• ACTION ITEM:
In the listing that follows, copy out each line that includes the word "Fabillar".

********

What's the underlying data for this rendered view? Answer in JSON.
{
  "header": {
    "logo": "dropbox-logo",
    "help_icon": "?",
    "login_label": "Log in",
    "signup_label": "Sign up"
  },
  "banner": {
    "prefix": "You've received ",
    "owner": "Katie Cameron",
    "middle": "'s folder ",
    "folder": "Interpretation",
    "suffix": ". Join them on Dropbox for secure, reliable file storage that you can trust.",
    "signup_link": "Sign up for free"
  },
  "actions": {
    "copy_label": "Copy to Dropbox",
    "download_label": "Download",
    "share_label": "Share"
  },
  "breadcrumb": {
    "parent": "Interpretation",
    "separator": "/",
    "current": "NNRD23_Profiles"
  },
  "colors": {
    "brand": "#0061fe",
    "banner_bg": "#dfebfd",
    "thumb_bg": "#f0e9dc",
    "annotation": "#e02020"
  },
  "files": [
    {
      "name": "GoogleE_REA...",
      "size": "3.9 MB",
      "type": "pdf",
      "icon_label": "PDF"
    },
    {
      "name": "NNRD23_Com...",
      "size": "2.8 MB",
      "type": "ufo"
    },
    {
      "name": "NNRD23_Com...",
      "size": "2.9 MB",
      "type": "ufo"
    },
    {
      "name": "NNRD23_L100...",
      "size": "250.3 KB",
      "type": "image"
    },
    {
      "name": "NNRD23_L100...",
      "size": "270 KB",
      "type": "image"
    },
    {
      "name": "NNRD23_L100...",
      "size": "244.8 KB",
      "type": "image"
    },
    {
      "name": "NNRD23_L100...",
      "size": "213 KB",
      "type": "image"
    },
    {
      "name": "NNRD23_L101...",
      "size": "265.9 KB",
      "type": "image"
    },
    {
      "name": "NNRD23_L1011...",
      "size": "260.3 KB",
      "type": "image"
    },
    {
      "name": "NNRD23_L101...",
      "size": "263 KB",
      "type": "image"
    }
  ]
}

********

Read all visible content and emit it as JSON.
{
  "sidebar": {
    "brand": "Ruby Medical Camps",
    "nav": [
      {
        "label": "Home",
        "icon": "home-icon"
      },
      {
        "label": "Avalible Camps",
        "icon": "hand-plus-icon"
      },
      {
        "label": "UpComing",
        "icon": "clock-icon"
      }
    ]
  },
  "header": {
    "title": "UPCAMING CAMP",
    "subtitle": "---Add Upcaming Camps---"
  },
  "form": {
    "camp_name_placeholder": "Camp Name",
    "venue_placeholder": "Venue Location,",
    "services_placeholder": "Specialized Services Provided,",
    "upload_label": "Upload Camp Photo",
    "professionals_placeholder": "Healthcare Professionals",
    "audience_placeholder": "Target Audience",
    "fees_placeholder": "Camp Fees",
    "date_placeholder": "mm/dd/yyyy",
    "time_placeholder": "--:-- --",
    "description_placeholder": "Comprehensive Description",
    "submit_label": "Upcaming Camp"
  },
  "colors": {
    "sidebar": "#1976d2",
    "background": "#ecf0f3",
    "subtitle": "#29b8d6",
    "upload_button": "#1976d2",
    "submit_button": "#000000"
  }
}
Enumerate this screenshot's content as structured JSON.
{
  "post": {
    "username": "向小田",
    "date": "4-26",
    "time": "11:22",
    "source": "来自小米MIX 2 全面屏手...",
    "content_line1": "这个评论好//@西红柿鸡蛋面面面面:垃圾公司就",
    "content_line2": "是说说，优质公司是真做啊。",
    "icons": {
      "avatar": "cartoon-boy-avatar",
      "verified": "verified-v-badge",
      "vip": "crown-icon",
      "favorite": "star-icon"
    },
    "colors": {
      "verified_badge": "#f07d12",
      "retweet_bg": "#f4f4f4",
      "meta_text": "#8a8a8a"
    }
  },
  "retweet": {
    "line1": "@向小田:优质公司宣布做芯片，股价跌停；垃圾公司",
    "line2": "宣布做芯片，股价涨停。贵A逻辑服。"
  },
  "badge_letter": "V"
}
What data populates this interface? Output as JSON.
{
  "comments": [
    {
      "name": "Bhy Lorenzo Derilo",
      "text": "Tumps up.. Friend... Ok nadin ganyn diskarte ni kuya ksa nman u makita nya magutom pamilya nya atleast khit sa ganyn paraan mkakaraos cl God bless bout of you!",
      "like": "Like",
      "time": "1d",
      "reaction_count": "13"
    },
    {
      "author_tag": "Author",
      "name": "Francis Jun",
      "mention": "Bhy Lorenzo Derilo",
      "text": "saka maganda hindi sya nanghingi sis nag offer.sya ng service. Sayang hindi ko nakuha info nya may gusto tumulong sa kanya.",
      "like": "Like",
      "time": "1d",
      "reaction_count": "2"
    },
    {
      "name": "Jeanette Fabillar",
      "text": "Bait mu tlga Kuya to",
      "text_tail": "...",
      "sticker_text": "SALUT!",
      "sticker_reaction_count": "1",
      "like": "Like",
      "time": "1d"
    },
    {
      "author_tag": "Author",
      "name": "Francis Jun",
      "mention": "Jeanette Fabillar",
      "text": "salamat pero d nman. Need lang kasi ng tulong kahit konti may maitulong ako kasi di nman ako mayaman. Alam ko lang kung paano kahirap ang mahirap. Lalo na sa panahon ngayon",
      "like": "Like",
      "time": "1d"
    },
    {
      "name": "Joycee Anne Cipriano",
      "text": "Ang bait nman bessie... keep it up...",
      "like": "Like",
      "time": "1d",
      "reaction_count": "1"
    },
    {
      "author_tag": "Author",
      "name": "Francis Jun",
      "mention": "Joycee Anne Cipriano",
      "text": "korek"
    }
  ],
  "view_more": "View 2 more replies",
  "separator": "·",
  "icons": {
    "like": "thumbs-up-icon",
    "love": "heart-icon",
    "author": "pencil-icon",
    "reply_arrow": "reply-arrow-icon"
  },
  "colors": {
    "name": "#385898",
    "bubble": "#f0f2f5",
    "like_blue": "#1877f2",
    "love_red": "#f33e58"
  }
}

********

• YOUR SOLUTION:
      "name": "Jeanette Fabillar",
      "mention": "Jeanette Fabillar",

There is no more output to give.